[PEAK] Fwd: Adding C generation to bytecode assembler

Phillip J. Eby pje at telecommunity.com
Mon Aug 21 22:19:45 EDT 2006

At 07:39 PM 8/20/2006 -0700, Michel Pelletier wrote:

>On 8/20/06, Phillip J. Eby 
><<mailto:pje at telecommunity.com>pje at telecommunity.com> wrote:
>> >My initial crude benchmark results are good, simple loops with math ops
>> >have a 2x increase in speed, with nested loops gaining even more.  This is
>> >without any stack movement reduction yet, so once I implement that I think
>> >the performance will jump even more.
>>I'm impressed, but also very surprised.  I'd really like to see what it is
>>that you're doing, because given the goals and steps that you laid out, I
>>wouldn't have expected such a big improvement in performance without at
>>least some inlining or type inference.  In fact, I'm impressed that you got
>>any improvements at all; the C interpreter has previously been shown not to
>>really *have* that much overhead.  If you're doing this while generating
>>reasonably readable C code (i.e. at least as good as Pyrex's) then I'm in
>>absolute awe.
>I think my loop with a few math ops is sufficiently contrived enough that 
>it can't be considered a very reliable benchmark of what's to come or much 
>insperation for awe. ;)

Fair enough.

>   I actually expect a speedup benefit to happen only in certain cases, I 
> suspect most functions would not benefit enough or at all to even bother.

This is especially going to be the case where function calls are concerned, 
but probably also integer math and certain other operations where the 
interpreter has type-specific speedup tricks that can't be obtained by 
straight C API translation.

>   But I'm suprised you don't think the inner interpreter or the stack 
> movement has much overhead, that seems to be pretty low hanging fruit to 
> me but the future could prove me dead wrong.

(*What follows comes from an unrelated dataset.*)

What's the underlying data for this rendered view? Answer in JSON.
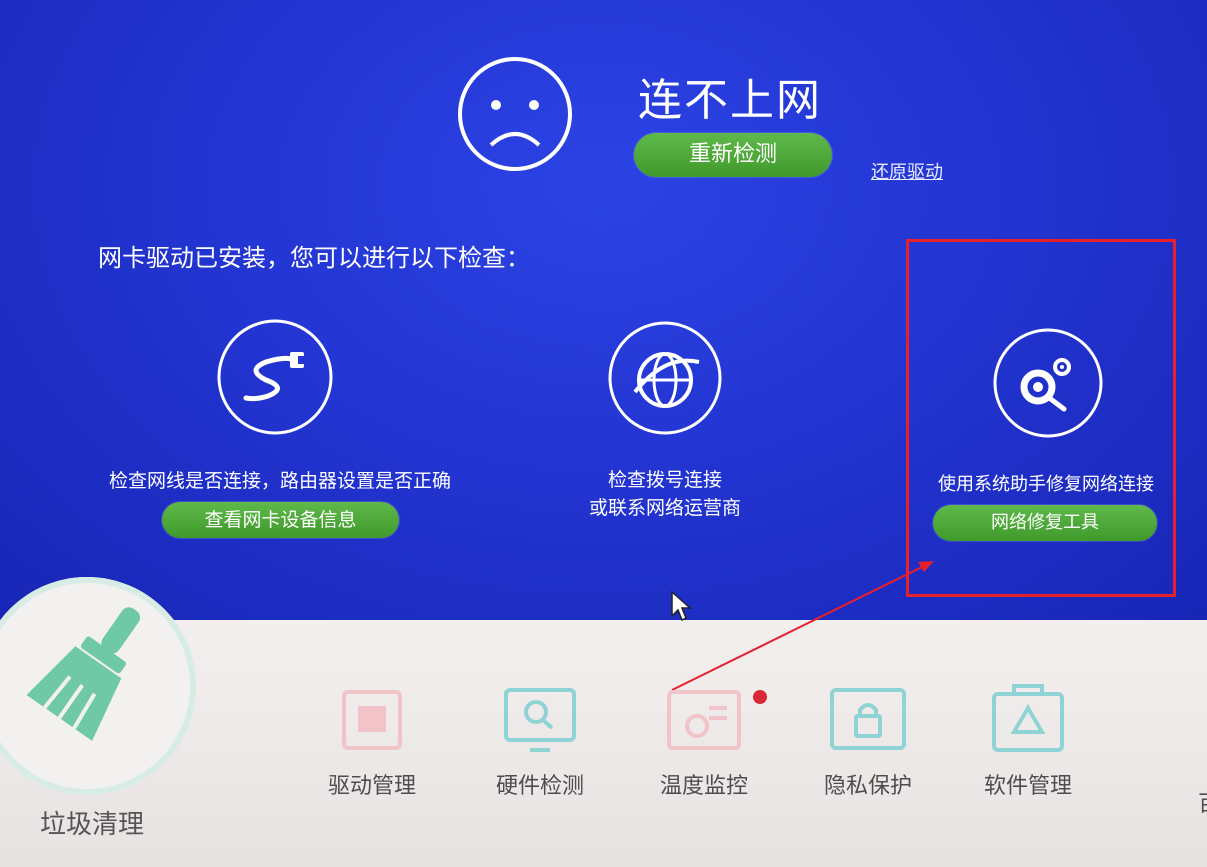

I remember one or two 
> threads specifically on this subject on python-dev, but I don't remember 
> much actual measurement being conclusively shown at the time to prove it 
> one way or another.

Well, it's said that p2c (or was it py2c?) achieved only 10-15% speedup 
using these techniques.

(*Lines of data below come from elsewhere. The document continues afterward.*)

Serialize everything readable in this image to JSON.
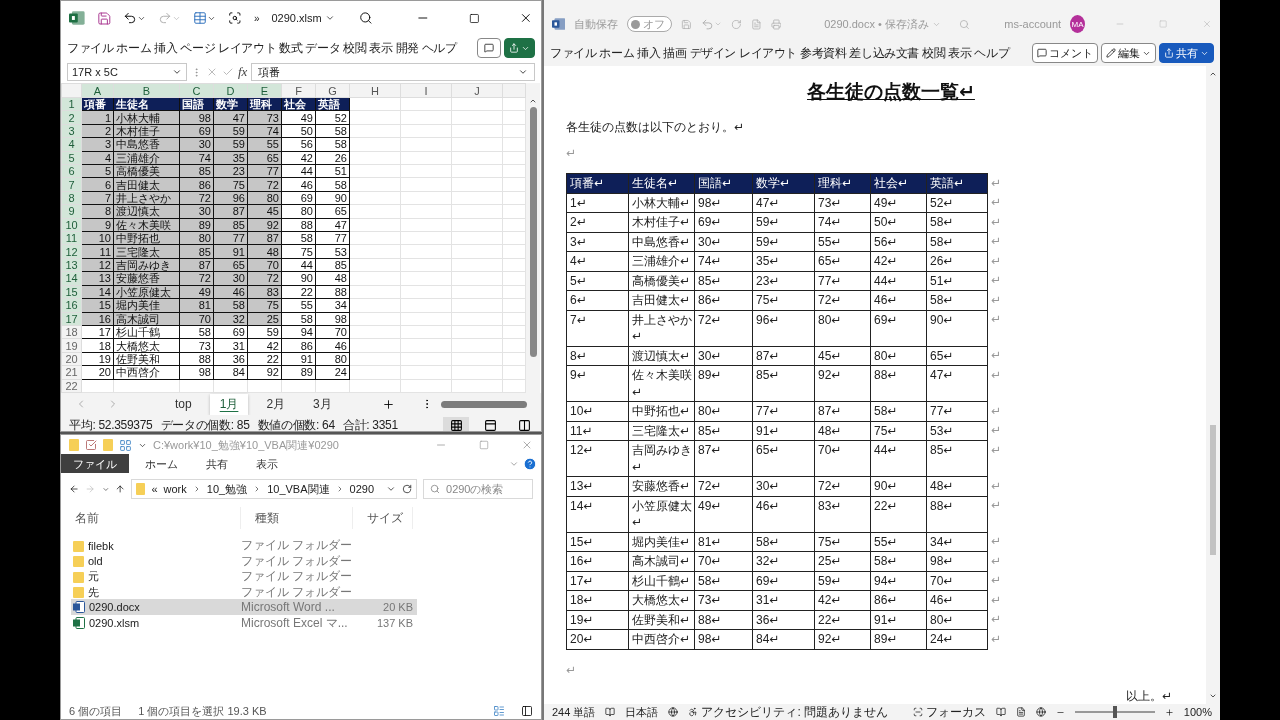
{
  "excel": {
    "title": "0290.xlsm",
    "more": "»",
    "menu": [
      "ファイル",
      "ホーム",
      "挿入",
      "ページ レイアウト",
      "数式",
      "データ",
      "校閲",
      "表示",
      "開発",
      "ヘルプ"
    ],
    "name_box": "17R x 5C",
    "fx": "fx",
    "formula": "項番",
    "column_letters": [
      "A",
      "B",
      "C",
      "D",
      "E",
      "F",
      "G",
      "H",
      "I",
      "J"
    ],
    "header_row": {
      "number": "1",
      "cells": [
        "項番",
        "生徒名",
        "国語",
        "数学",
        "理科",
        "社会",
        "英語"
      ]
    },
    "rows": [
      {
        "number": "2",
        "selected": true,
        "cells": [
          "1",
          "小林大輔",
          "98",
          "47",
          "73",
          "49",
          "52"
        ]
      },
      {
        "number": "3",
        "selected": true,
        "cells": [
          "2",
          "木村佳子",
          "69",
          "59",
          "74",
          "50",
          "58"
        ]
      },
      {
        "number": "4",
        "selected": true,
        "cells": [
          "3",
          "中島悠香",
          "30",
          "59",
          "55",
          "56",
          "58"
        ]
      },
      {
        "number": "5",
        "selected": true,
        "cells": [
          "4",
          "三浦雄介",
          "74",
          "35",
          "65",
          "42",
          "26"
        ]
      },
      {
        "number": "6",
        "selected": true,
        "cells": [
          "5",
          "高橋優美",
          "85",
          "23",
          "77",
          "44",
          "51"
        ]
      },
      {
        "number": "7",
        "selected": true,
        "cells": [
          "6",
          "吉田健太",
          "86",
          "75",
          "72",
          "46",
          "58"
        ]
      },
      {
        "number": "8",
        "selected": true,
        "cells": [
          "7",
          "井上さやか",
          "72",
          "96",
          "80",
          "69",
          "90"
        ]
      },
      {
        "number": "9",
        "selected": true,
        "cells": [
          "8",
          "渡辺慎太",
          "30",
          "87",
          "45",
          "80",
          "65"
        ]
      },
      {
        "number": "10",
        "selected": true,
        "cells": [
          "9",
          "佐々木美咲",
          "89",
          "85",
          "92",
          "88",
          "47"
        ]
      },
      {
        "number": "11",
        "selected": true,
        "cells": [
          "10",
          "中野拓也",
          "80",
          "77",
          "87",
          "58",
          "77"
        ]
      },
      {
        "number": "12",
        "selected": true,
        "cells": [
          "11",
          "三宅隆太",
          "85",
          "91",
          "48",
          "75",
          "53"
        ]
      },
      {
        "number": "13",
        "selected": true,
        "cells": [
          "12",
          "吉岡みゆき",
          "87",
          "65",
          "70",
          "44",
          "85"
        ]
      },
      {
        "number": "14",
        "selected": true,
        "cells": [
          "13",
          "安藤悠香",
          "72",
          "30",
          "72",
          "90",
          "48"
        ]
      },
      {
        "number": "15",
        "selected": true,
        "cells": [
          "14",
          "小笠原健太",
          "49",
          "46",
          "83",
          "22",
          "88"
        ]
      },
      {
        "number": "16",
        "selected": true,
        "cells": [
          "15",
          "堀内美佳",
          "81",
          "58",
          "75",
          "55",
          "34"
        ]
      },
      {
        "number": "17",
        "selected": true,
        "cells": [
          "16",
          "高木誠司",
          "70",
          "32",
          "25",
          "58",
          "98"
        ]
      },
      {
        "number": "18",
        "selected": false,
        "cells": [
          "17",
          "杉山千鶴",
          "58",
          "69",
          "59",
          "94",
          "70"
        ]
      },
      {
        "number": "19",
        "selected": false,
        "cells": [
          "18",
          "大橋悠太",
          "73",
          "31",
          "42",
          "86",
          "46"
        ]
      },
      {
        "number": "20",
        "selected": false,
        "cells": [
          "19",
          "佐野美和",
          "88",
          "36",
          "22",
          "91",
          "80"
        ]
      },
      {
        "number": "21",
        "selected": false,
        "cells": [
          "20",
          "中西啓介",
          "98",
          "84",
          "92",
          "89",
          "24"
        ]
      }
    ],
    "next_row": "22",
    "sheets": [
      {
        "label": "top",
        "selected": false
      },
      {
        "label": "1月",
        "selected": true
      },
      {
        "label": "2月",
        "selected": false
      },
      {
        "label": "3月",
        "selected": false
      }
    ],
    "status": [
      "平均: 52.359375",
      "データの個数: 85",
      "数値の個数: 64",
      "合計: 3351"
    ]
  },
  "explorer": {
    "path": "C:¥work¥10_勉強¥10_VBA関連¥0290",
    "tabs": [
      {
        "label": "ファイル",
        "selected": true
      },
      {
        "label": "ホーム",
        "selected": false
      },
      {
        "label": "共有",
        "selected": false
      },
      {
        "label": "表示",
        "selected": false
      }
    ],
    "breadcrumb_prefix": "«",
    "breadcrumb": [
      "work",
      "10_勉強",
      "10_VBA関連",
      "0290"
    ],
    "search_placeholder": "0290の検索",
    "columns": [
      "名前",
      "種類",
      "サイズ"
    ],
    "files": [
      {
        "name": "filebk",
        "kind": "folder",
        "type": "ファイル フォルダー",
        "selected": false
      },
      {
        "name": "old",
        "kind": "folder",
        "type": "ファイル フォルダー",
        "selected": false
      },
      {
        "name": "元",
        "kind": "folder",
        "type": "ファイル フォルダー",
        "selected": false
      },
      {
        "name": "先",
        "kind": "folder",
        "type": "ファイル フォルダー",
        "selected": false
      },
      {
        "name": "0290.docx",
        "kind": "word",
        "type": "Microsoft Word ...",
        "size": "20 KB",
        "selected": true
      },
      {
        "name": "0290.xlsm",
        "kind": "excel",
        "type": "Microsoft Excel マ...",
        "size": "137 KB",
        "selected": false
      }
    ],
    "status": [
      "6 個の項目",
      "1 個の項目を選択  19.3 KB"
    ]
  },
  "word": {
    "autosave_label": "自動保存",
    "autosave": {
      "on": false,
      "label": "オフ"
    },
    "title": "0290.docx • 保存済み",
    "account": "ms-account",
    "avatar": "MA",
    "menu": [
      "ファイル",
      "ホーム",
      "挿入",
      "描画",
      "デザイン",
      "レイアウト",
      "参考資料",
      "差し込み文書",
      "校閲",
      "表示",
      "ヘルプ"
    ],
    "comment_button": "コメント",
    "edit_button": "編集",
    "share_button": "共有",
    "heading": "各生徒の点数一覧↵",
    "intro": "各生徒の点数は以下のとおり。↵",
    "blank_before_table": "↵",
    "table": {
      "header": {
        "cells": [
          "項番↵",
          "生徒名↵",
          "国語↵",
          "数学↵",
          "理科↵",
          "社会↵",
          "英語↵"
        ],
        "end": "↵"
      },
      "rows": [
        {
          "cells": [
            "1↵",
            "小林大輔↵",
            "98↵",
            "47↵",
            "73↵",
            "49↵",
            "52↵"
          ],
          "end": "↵"
        },
        {
          "cells": [
            "2↵",
            "木村佳子↵",
            "69↵",
            "59↵",
            "74↵",
            "50↵",
            "58↵"
          ],
          "end": "↵"
        },
        {
          "cells": [
            "3↵",
            "中島悠香↵",
            "30↵",
            "59↵",
            "55↵",
            "56↵",
            "58↵"
          ],
          "end": "↵"
        },
        {
          "cells": [
            "4↵",
            "三浦雄介↵",
            "74↵",
            "35↵",
            "65↵",
            "42↵",
            "26↵"
          ],
          "end": "↵"
        },
        {
          "cells": [
            "5↵",
            "高橋優美↵",
            "85↵",
            "23↵",
            "77↵",
            "44↵",
            "51↵"
          ],
          "end": "↵"
        },
        {
          "cells": [
            "6↵",
            "吉田健太↵",
            "86↵",
            "75↵",
            "72↵",
            "46↵",
            "58↵"
          ],
          "end": "↵"
        },
        {
          "cells": [
            "7↵",
            "井上さやか↵",
            "72↵",
            "96↵",
            "80↵",
            "69↵",
            "90↵"
          ],
          "end": "↵"
        },
        {
          "cells": [
            "8↵",
            "渡辺慎太↵",
            "30↵",
            "87↵",
            "45↵",
            "80↵",
            "65↵"
          ],
          "end": "↵"
        },
        {
          "cells": [
            "9↵",
            "佐々木美咲↵",
            "89↵",
            "85↵",
            "92↵",
            "88↵",
            "47↵"
          ],
          "end": "↵"
        },
        {
          "cells": [
            "10↵",
            "中野拓也↵",
            "80↵",
            "77↵",
            "87↵",
            "58↵",
            "77↵"
          ],
          "end": "↵"
        },
        {
          "cells": [
            "11↵",
            "三宅隆太↵",
            "85↵",
            "91↵",
            "48↵",
            "75↵",
            "53↵"
          ],
          "end": "↵"
        },
        {
          "cells": [
            "12↵",
            "吉岡みゆき↵",
            "87↵",
            "65↵",
            "70↵",
            "44↵",
            "85↵"
          ],
          "end": "↵"
        },
        {
          "cells": [
            "13↵",
            "安藤悠香↵",
            "72↵",
            "30↵",
            "72↵",
            "90↵",
            "48↵"
          ],
          "end": "↵"
        },
        {
          "cells": [
            "14↵",
            "小笠原健太↵",
            "49↵",
            "46↵",
            "83↵",
            "22↵",
            "88↵"
          ],
          "end": "↵"
        },
        {
          "cells": [
            "15↵",
            "堀内美佳↵",
            "81↵",
            "58↵",
            "75↵",
            "55↵",
            "34↵"
          ],
          "end": "↵"
        },
        {
          "cells": [
            "16↵",
            "高木誠司↵",
            "70↵",
            "32↵",
            "25↵",
            "58↵",
            "98↵"
          ],
          "end": "↵"
        },
        {
          "cells": [
            "17↵",
            "杉山千鶴↵",
            "58↵",
            "69↵",
            "59↵",
            "94↵",
            "70↵"
          ],
          "end": "↵"
        },
        {
          "cells": [
            "18↵",
            "大橋悠太↵",
            "73↵",
            "31↵",
            "42↵",
            "86↵",
            "46↵"
          ],
          "end": "↵"
        },
        {
          "cells": [
            "19↵",
            "佐野美和↵",
            "88↵",
            "36↵",
            "22↵",
            "91↵",
            "80↵"
          ],
          "end": "↵"
        },
        {
          "cells": [
            "20↵",
            "中西啓介↵",
            "98↵",
            "84↵",
            "92↵",
            "89↵",
            "24↵"
          ],
          "end": "↵"
        }
      ]
    },
    "blank_after_table": "↵",
    "closing": "以上。↵",
    "status": {
      "words": "244 単語",
      "language": "日本語",
      "accessibility": "アクセシビリティ: 問題ありません",
      "focus": "フォーカス",
      "zoom": "100%",
      "zoom_slider": {
        "level": 0.5
      }
    }
  }
}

>I've not studied a lot of Pyrex's output, but some through a few 
>trials.  I would be suprised and suspect of my own results if Pyrex didn't 
>generate faster code than I have here,

Hm.  Well, Pyrex generates code that does a lot of setting variables to 
None and inc/decrefing all over the place, and plus which it doesn't take 
nearly as much advantage of the type information it has available to it as 
you'd expect.  And until relatively recent versions it used C strings to do 
attribute access, which is horrifically slow.

In general, simply taking a Python program and compiling it with Pyrex is 
very likely to produce code that is *slower* than the original Python 
program -- even after you add some type declarations.

>  although I don't think Pyrex is as readable,

Heh.  If you want better performance than the CPython interpreter, I think 
you're going to end up with code that's far less readable than Pyrex, but 
that's just a guess.

>it's certainly more mature and probably the closest project in terms of 
>goals.  I think my experiment is much simpler than Pyrex though, not 
>having to maintain a language parser or complex code generator or deal 
>with some of the restrictions Pyrex has.  One of my main goals is to 
>maintain 100% interpreter compatibility.

Unfortunately, I don't think that you can do that *and* get more than say a 
10-15% speedup -- i.e., one probably not worth all the effort.  The big 
speedups are really all in one of two places:

1. Specialization (via type declarations, inference, or JIT specialization 
ala Psyco)

2. Dropping compatibility with frames, function objects, trace/profile 
hooks, GIL releasing, etc.

And of the two, my guess is that specialization is the only way to get 
triple-digit performance improvements.  I could be wrong, of course, but my 
assessment of the odds is a significant why I haven't tried such 
experiments myself.

Meanwhile, it seems to me that PyPy's new extension builder system is 
actually the closest thing to your goals, in that it operates on bytecode 
and produces C code using the CPython API.  I don't know whether it 
successfully produces any performance improvements, or whether its primary 
goal is just to make it easy to create wrappers for C libraries (ala 
Pyrex).  However, it seems worth looking into.

Also, is there an SVN repository somewhere of what you're working on?  I'd 
love to have a look.

More information about the PEAK mailing list